PROBLEM REQUIREMENTS:
Working through the records below, count the lines that include "screenshot". The reply is that number alone.

-------- EXERCISE MATERIALS --------

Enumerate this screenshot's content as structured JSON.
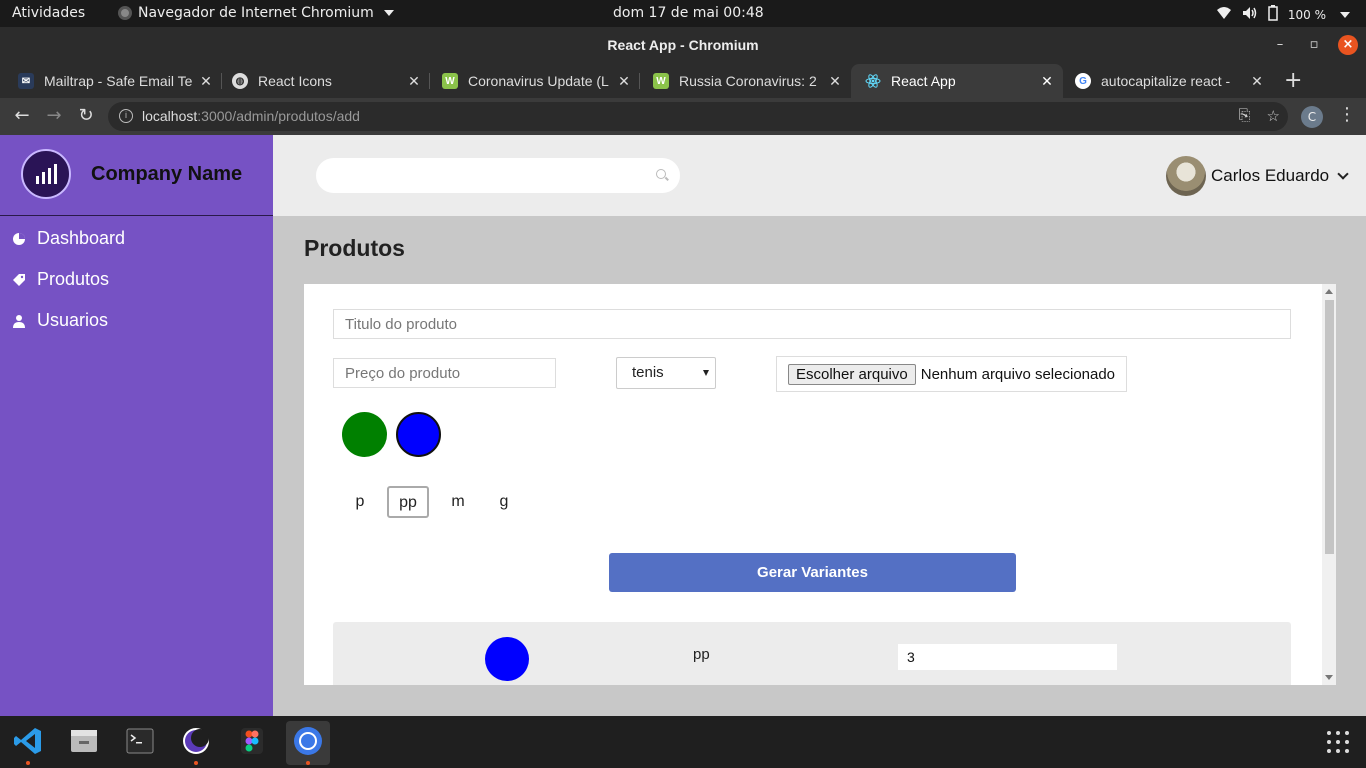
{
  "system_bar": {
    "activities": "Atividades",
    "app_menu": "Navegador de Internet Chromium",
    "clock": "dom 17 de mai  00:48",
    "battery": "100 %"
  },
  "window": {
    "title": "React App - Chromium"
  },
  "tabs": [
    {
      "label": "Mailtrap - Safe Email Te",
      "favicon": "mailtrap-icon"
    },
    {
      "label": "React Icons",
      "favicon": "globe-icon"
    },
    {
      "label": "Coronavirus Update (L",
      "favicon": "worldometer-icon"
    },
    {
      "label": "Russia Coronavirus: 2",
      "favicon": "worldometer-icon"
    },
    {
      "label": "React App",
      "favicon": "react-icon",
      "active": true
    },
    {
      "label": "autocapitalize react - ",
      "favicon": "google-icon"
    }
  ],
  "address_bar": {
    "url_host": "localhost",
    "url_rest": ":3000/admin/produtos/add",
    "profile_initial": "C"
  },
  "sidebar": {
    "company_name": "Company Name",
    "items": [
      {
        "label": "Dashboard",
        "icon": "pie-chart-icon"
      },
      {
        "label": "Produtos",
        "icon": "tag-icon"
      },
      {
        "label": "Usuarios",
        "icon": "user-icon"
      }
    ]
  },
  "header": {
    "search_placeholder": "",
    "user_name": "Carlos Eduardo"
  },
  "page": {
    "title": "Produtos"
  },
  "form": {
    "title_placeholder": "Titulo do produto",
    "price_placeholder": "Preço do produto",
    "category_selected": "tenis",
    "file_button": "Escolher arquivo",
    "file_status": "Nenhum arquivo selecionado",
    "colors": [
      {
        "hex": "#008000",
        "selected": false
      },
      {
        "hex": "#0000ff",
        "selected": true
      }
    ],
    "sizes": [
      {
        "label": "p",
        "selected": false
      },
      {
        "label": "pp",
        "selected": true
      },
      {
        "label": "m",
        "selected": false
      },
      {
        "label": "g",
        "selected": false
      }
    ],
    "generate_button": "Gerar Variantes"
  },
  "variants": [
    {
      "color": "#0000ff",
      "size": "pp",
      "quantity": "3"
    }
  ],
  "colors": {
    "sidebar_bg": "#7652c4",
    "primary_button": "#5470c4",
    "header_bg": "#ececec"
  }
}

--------
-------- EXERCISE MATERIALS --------

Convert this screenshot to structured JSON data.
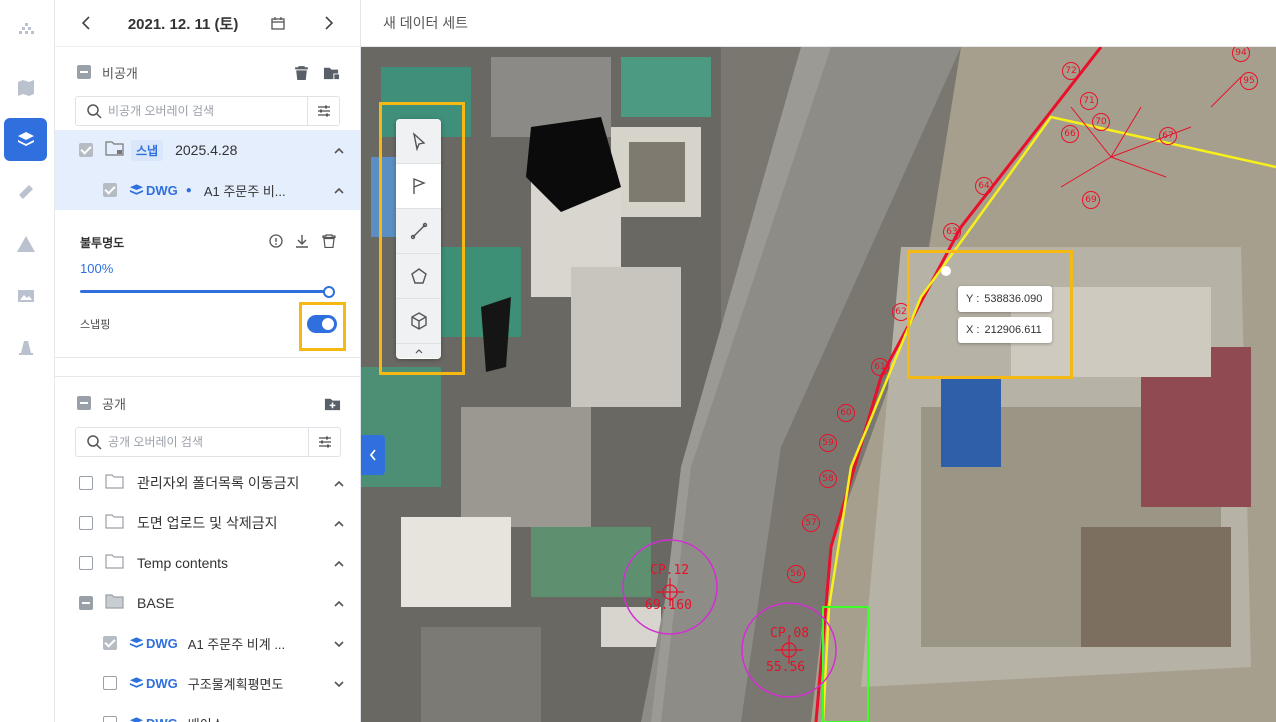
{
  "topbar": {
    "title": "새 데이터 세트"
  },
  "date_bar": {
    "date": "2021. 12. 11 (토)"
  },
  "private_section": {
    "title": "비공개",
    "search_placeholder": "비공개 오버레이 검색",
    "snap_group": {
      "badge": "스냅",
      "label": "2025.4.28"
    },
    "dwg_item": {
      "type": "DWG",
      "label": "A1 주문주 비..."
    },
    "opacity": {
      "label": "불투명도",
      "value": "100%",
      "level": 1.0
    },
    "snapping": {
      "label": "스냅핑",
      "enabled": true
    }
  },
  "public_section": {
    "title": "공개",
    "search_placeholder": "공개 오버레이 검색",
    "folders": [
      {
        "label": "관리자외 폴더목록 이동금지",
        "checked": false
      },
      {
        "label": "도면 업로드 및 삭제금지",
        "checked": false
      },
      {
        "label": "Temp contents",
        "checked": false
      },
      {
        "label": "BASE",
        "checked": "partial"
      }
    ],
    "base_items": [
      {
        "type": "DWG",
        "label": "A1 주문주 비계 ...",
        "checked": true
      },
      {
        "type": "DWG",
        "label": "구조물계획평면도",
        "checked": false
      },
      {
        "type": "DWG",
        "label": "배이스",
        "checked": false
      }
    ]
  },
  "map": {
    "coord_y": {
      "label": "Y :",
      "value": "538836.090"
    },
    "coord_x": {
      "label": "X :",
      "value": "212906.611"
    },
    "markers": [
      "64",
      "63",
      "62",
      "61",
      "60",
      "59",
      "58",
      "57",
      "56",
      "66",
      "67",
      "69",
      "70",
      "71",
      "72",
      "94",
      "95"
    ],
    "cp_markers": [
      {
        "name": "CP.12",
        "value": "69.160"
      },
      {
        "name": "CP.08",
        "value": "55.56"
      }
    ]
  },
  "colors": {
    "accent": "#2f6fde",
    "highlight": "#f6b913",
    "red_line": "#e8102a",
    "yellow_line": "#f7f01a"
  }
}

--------

EXPECTED OUTPUT:
2